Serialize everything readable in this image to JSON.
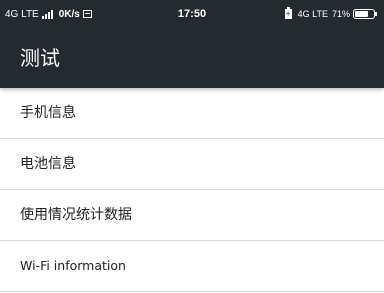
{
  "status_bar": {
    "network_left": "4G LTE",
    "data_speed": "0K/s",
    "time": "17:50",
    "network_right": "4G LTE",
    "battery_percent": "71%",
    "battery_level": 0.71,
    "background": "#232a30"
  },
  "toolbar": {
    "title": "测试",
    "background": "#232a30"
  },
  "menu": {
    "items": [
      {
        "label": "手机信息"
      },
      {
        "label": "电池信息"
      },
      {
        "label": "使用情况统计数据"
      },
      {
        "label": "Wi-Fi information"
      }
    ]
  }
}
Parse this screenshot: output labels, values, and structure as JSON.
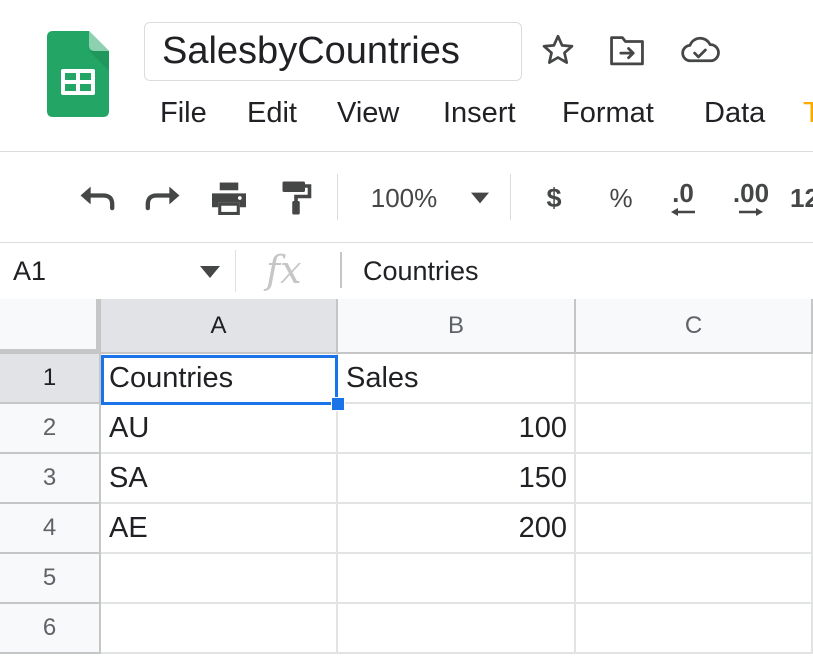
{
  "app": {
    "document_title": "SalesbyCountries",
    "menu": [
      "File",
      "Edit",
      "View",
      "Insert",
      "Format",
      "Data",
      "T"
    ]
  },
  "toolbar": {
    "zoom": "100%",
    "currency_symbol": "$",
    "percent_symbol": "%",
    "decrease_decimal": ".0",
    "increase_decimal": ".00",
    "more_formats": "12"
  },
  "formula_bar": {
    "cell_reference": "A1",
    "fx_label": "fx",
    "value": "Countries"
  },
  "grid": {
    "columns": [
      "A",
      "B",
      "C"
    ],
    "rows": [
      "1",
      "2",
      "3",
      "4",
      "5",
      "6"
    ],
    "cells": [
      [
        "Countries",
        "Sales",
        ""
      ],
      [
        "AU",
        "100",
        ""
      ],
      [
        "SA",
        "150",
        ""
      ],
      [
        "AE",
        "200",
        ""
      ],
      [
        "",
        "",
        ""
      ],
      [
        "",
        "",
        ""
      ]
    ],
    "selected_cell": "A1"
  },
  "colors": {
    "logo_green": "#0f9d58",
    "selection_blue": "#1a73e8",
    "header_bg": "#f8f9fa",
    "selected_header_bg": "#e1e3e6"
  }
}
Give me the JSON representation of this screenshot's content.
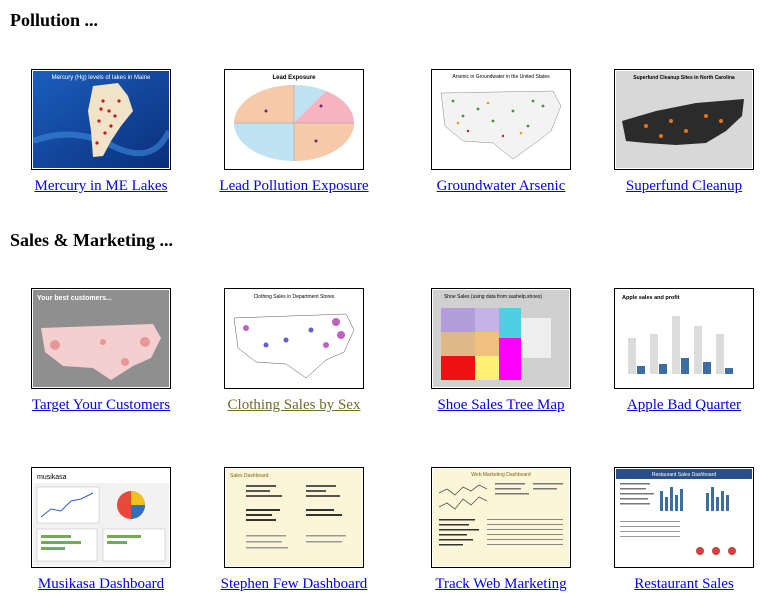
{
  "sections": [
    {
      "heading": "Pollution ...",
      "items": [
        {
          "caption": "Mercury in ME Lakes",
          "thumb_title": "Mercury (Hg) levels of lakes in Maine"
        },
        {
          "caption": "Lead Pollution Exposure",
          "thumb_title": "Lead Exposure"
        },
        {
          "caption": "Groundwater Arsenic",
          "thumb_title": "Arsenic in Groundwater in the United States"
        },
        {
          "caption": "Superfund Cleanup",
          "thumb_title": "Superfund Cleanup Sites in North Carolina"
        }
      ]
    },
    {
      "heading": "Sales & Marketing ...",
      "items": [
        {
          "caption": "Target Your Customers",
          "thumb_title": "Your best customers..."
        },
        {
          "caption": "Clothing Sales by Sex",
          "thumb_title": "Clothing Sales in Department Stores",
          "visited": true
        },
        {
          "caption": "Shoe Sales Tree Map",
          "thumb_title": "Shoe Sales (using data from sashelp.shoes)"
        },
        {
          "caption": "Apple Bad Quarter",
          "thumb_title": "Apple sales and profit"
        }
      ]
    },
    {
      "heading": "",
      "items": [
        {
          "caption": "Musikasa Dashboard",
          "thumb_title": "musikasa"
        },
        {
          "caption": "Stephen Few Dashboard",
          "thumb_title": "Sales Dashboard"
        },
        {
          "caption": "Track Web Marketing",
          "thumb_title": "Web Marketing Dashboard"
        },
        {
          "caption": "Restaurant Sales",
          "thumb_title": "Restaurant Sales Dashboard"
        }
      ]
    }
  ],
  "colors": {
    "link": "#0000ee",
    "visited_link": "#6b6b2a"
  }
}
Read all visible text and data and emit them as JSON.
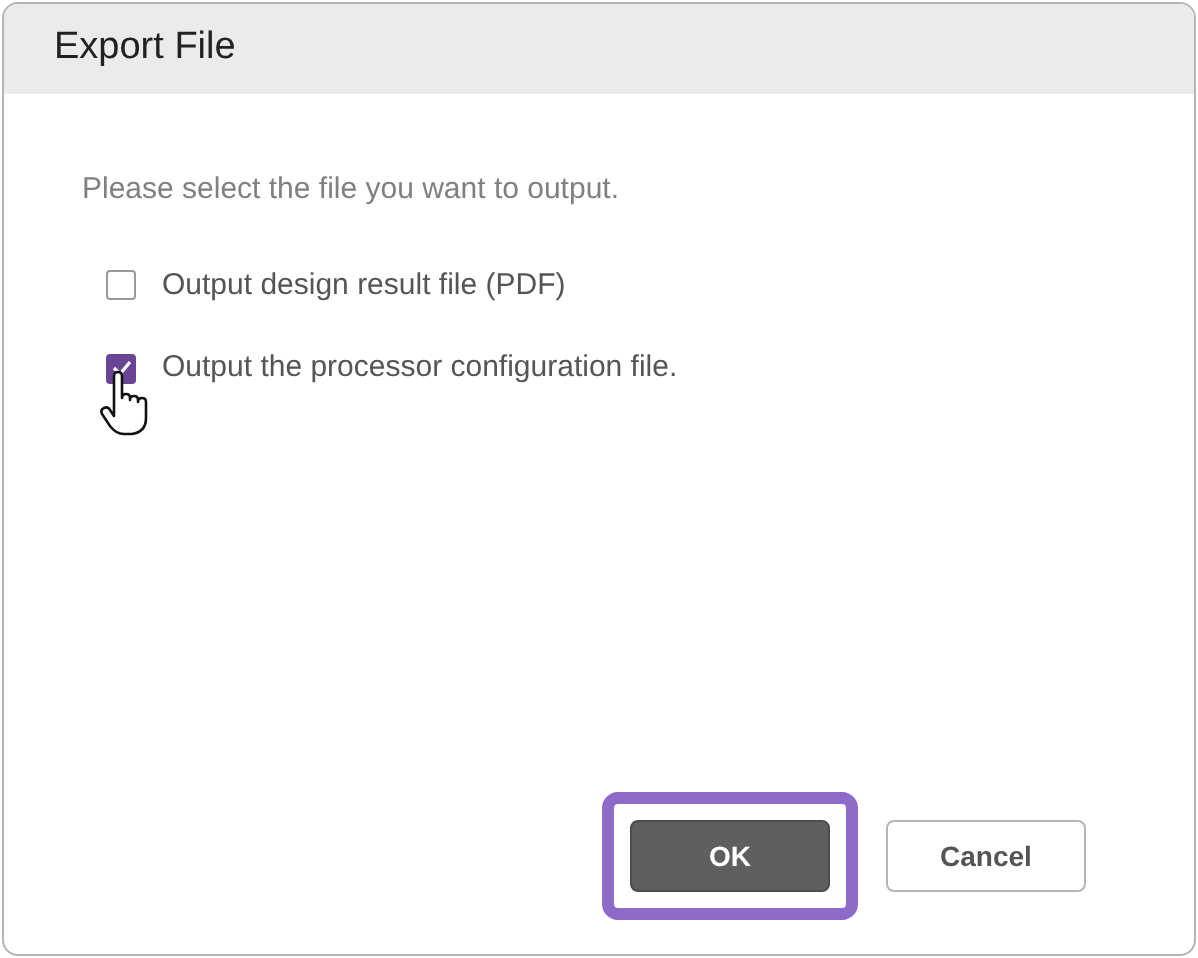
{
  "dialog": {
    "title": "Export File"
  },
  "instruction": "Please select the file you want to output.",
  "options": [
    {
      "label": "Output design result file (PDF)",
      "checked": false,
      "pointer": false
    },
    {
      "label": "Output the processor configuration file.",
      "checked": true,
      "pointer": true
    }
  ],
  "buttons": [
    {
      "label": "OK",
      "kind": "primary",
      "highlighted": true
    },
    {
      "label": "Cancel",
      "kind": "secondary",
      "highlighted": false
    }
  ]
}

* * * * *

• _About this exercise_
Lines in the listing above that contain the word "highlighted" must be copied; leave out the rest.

• _Problem solution_
      "highlighted": true
      "highlighted": false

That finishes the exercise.